Records contained in a dataset:
BEGIN

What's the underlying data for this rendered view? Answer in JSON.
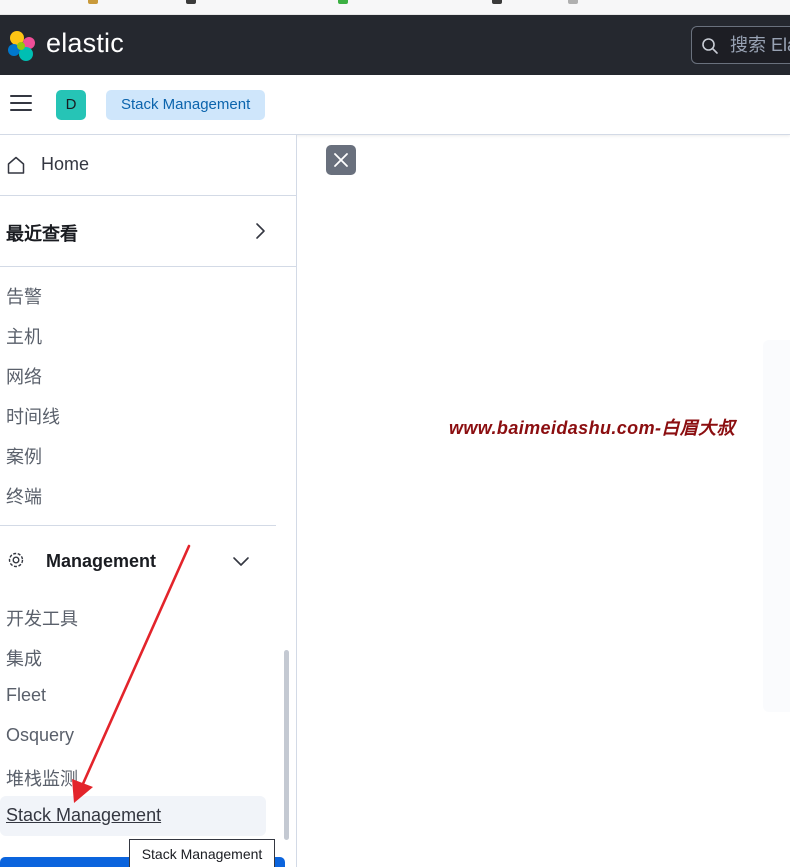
{
  "header": {
    "brand": "elastic",
    "search_placeholder": "搜索 Ela"
  },
  "subheader": {
    "space_initial": "D",
    "breadcrumb": "Stack Management"
  },
  "sidebar": {
    "home": "Home",
    "recent": "最近查看",
    "security_items": [
      "告警",
      "主机",
      "网络",
      "时间线",
      "案例",
      "终端"
    ],
    "management": {
      "title": "Management",
      "items": [
        "开发工具",
        "集成",
        "Fleet",
        "Osquery",
        "堆栈监测",
        "Stack Management"
      ]
    }
  },
  "tooltip": "Stack Management",
  "watermark": "www.baimeidashu.com-白眉大叔",
  "colors": {
    "topbar": "#25282f",
    "accent": "#0b64dd",
    "avatar": "#26c4b6",
    "breadcrumb_bg": "#cfe6fb",
    "annotation_arrow": "#e3242b",
    "watermark": "#8b0e10"
  }
}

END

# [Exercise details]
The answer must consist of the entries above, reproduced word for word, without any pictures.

# [Problem solution]
What's the underlying data for this rendered view? Answer in JSON.
{
  "header": {
    "brand": "elastic",
    "search_placeholder": "搜索 Ela"
  },
  "subheader": {
    "space_initial": "D",
    "breadcrumb": "Stack Management"
  },
  "sidebar": {
    "home": "Home",
    "recent": "最近查看",
    "security_items": [
      "告警",
      "主机",
      "网络",
      "时间线",
      "案例",
      "终端"
    ],
    "management": {
      "title": "Management",
      "items": [
        "开发工具",
        "集成",
        "Fleet",
        "Osquery",
        "堆栈监测",
        "Stack Management"
      ]
    }
  },
  "tooltip": "Stack Management",
  "watermark": "www.baimeidashu.com-白眉大叔",
  "colors": {
    "topbar": "#25282f",
    "accent": "#0b64dd",
    "avatar": "#26c4b6",
    "breadcrumb_bg": "#cfe6fb",
    "annotation_arrow": "#e3242b",
    "watermark": "#8b0e10"
  }
}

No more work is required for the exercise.